Dating with a Disability

Friday, October 28th, 2016
Dating with a Disability

Nearly 7 million people in the UK are classed as disabled, yet according to a survey by Scope ‘only 7% of people have been on a date with, or asked out, a disabled person’.

Having a disability can make online dating more difficult, but it should not stop you from joining an online dating website and looking for your ideal match.

If you have a disability

Be prepared for unusual questions

Unfortunately, there are lots of stereotypes of different disabilities, which can mean that people have preconceived ideas about what you will be like. Sadly, you will probably be asked some odd, or even offensive questions.

For example, if you have a mobility impairment, you might be asked the very awkward question ‘can you still have sex?’ 

Let your date know about what you need
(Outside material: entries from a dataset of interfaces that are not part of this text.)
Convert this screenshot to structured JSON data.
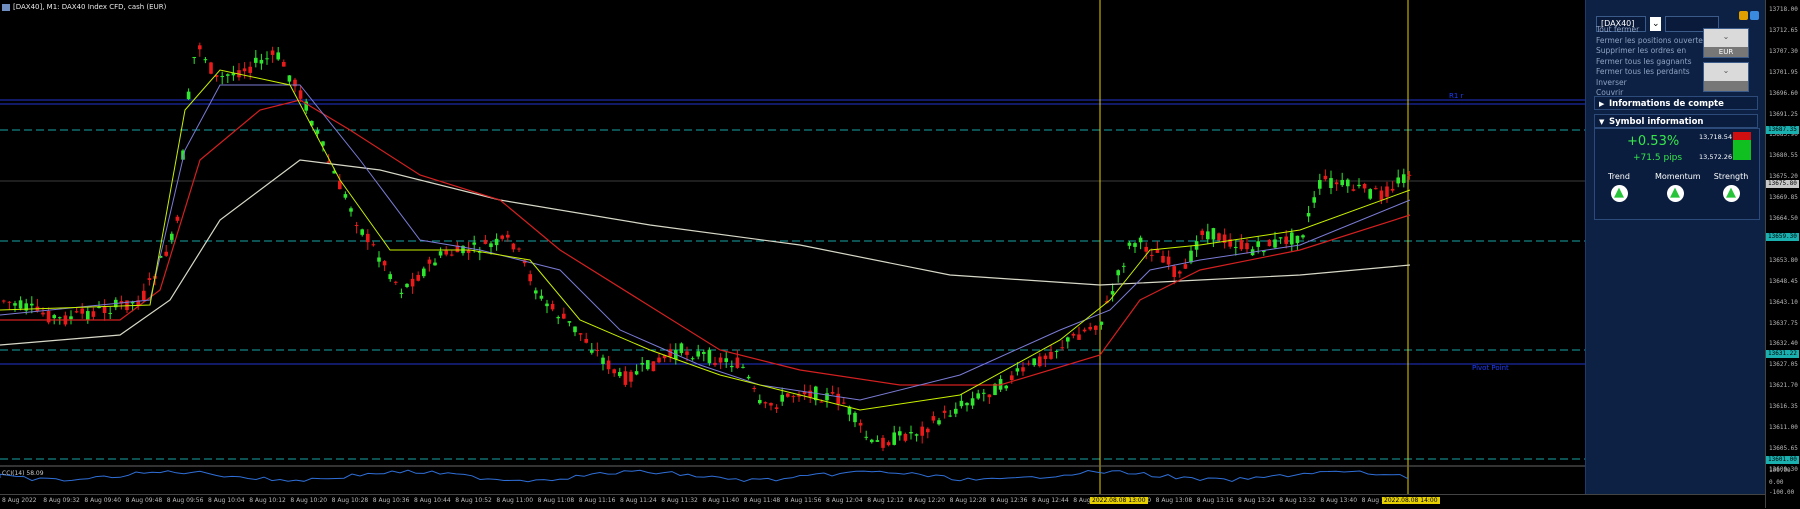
{
  "window": {
    "title": "[DAX40], M1: DAX40 Index CFD, cash (EUR)"
  },
  "chart": {
    "colors": {
      "bull": "#2ee62e",
      "bear": "#e81a1a",
      "ma_fast": "#c8f000",
      "ma_slow": "#7b7bd6",
      "ma_red": "#d42020",
      "ma_white": "#d8d8c8",
      "level": "#1aa3a3",
      "vline": "#e6d000",
      "blue_line": "#2233cc"
    },
    "labels": {
      "r1": "R1 r",
      "pivot": "Pivot Point"
    },
    "oscillator_label": "CCI(14) 58.09"
  },
  "price_axis": {
    "ticks": [
      "13718.00",
      "13712.65",
      "13707.30",
      "13701.95",
      "13696.60",
      "13691.25",
      "13685.90",
      "13680.55",
      "13675.20",
      "13669.85",
      "13664.50",
      "13659.15",
      "13653.80",
      "13648.45",
      "13643.10",
      "13637.75",
      "13632.40",
      "13627.05",
      "13621.70",
      "13616.35",
      "13611.00",
      "13605.65",
      "13600.30"
    ],
    "tags": [
      {
        "text": "13687.35",
        "color": "#1ab0b0"
      },
      {
        "text": "13675.80",
        "color": "#c8c8c8"
      },
      {
        "text": "13659.30",
        "color": "#1ab0b0"
      },
      {
        "text": "13631.22",
        "color": "#1ab0b0"
      },
      {
        "text": "13601.00",
        "color": "#1ab0b0"
      }
    ],
    "osc_ticks": [
      "100.00",
      "0.00",
      "-100.00"
    ]
  },
  "time_axis": {
    "labels": [
      "8 Aug 2022",
      "8 Aug 09:32",
      "8 Aug 09:40",
      "8 Aug 09:48",
      "8 Aug 09:56",
      "8 Aug 10:04",
      "8 Aug 10:12",
      "8 Aug 10:20",
      "8 Aug 10:28",
      "8 Aug 10:36",
      "8 Aug 10:44",
      "8 Aug 10:52",
      "8 Aug 11:00",
      "8 Aug 11:08",
      "8 Aug 11:16",
      "8 Aug 11:24",
      "8 Aug 11:32",
      "8 Aug 11:40",
      "8 Aug 11:48",
      "8 Aug 11:56",
      "8 Aug 12:04",
      "8 Aug 12:12",
      "8 Aug 12:20",
      "8 Aug 12:28",
      "8 Aug 12:36",
      "8 Aug 12:44",
      "8 Aug 12:52",
      "8 Aug 13:00",
      "8 Aug 13:08",
      "8 Aug 13:16",
      "8 Aug 13:24",
      "8 Aug 13:32",
      "8 Aug 13:40",
      "8 Aug 13:48",
      "8 Aug 13:56"
    ],
    "highlights": [
      "2022.08.08 13:00",
      "2022.08.08 14:00"
    ]
  },
  "panel": {
    "symbol": "[DAX40]",
    "menu": [
      "Tout fermer",
      "Fermer les positions ouvertes",
      "Supprimer les ordres en",
      "Fermer tous les gagnants",
      "Fermer tous les perdants",
      "Inverser",
      "Couvrir"
    ],
    "spin1": {
      "top": "",
      "bottom": "EUR"
    },
    "spin2": {
      "top": "",
      "bottom": ""
    },
    "account_header": "Informations de compte",
    "symbol_header": "Symbol information",
    "change_pct": "+0.53%",
    "change_pips": "+71.5 pips",
    "high": "13,718.54",
    "low": "13,572.26",
    "indicators": [
      {
        "label": "Trend"
      },
      {
        "label": "Momentum"
      },
      {
        "label": "Strength"
      }
    ]
  }
}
If there are certain places, or situations that you would prefer to avoid, let your date know. For example, if you have a hearing impairment, you may wish to avoid places with lots of ambient noise. Or, if you have an anxiety condition which makes you feel uncomfortable in enclosed spaces, propose a date idea where you are in a more open space.

If you find that you are exhausted if you are out for a certain amount of time, let your date know that you would prefer to meet up for a few hours than for a whole day, or evening.

If you are dating someone who has a disability

Remember that a disability is only part of who someone is

A person is not defined by their disability, it is just one part of their life. Talk to your date about their interests, opinions, likes and dislikes so that you can find out more about them, while letting them know more about you as well.

Don’t make assumptions

Take the time to find out about their disability so that you don’t make assumptions. Look for information online and ask your date if there is anything that you are unsure about that will affect your date, don’t quiz them about their disability as it can feel intrusive.

However…

Don’t assume that your date’s disability will fit in with the online descriptions that you find as every person is different. Also, don’t start telling the person about their condition as if you are an expert. Your research may have suggested some ‘cures’, but it is not appropriate to share them on your date.

Do remember that conditions can change

Some conditions will change depending on how tired someone is, how stressed they are, whether they have been very active that day, or for a whole host of other reasons. Don’t say “you were OK when we last met”.